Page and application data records

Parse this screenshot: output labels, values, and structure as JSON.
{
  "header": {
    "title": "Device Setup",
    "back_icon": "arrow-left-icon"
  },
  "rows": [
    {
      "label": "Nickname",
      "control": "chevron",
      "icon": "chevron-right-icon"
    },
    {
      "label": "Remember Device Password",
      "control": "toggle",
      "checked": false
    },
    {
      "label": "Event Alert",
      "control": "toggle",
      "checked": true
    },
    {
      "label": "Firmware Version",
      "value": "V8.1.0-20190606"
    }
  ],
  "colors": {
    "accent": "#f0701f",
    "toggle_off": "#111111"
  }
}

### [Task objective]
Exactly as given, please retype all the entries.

### [Answer to this exercise]
Parse this screenshot: output labels, values, and structure as JSON.
{
  "header": {
    "title": "Device Setup",
    "back_icon": "arrow-left-icon"
  },
  "rows": [
    {
      "label": "Nickname",
      "control": "chevron",
      "icon": "chevron-right-icon"
    },
    {
      "label": "Remember Device Password",
      "control": "toggle",
      "checked": false
    },
    {
      "label": "Event Alert",
      "control": "toggle",
      "checked": true
    },
    {
      "label": "Firmware Version",
      "value": "V8.1.0-20190606"
    }
  ],
  "colors": {
    "accent": "#f0701f",
    "toggle_off": "#111111"
  }
}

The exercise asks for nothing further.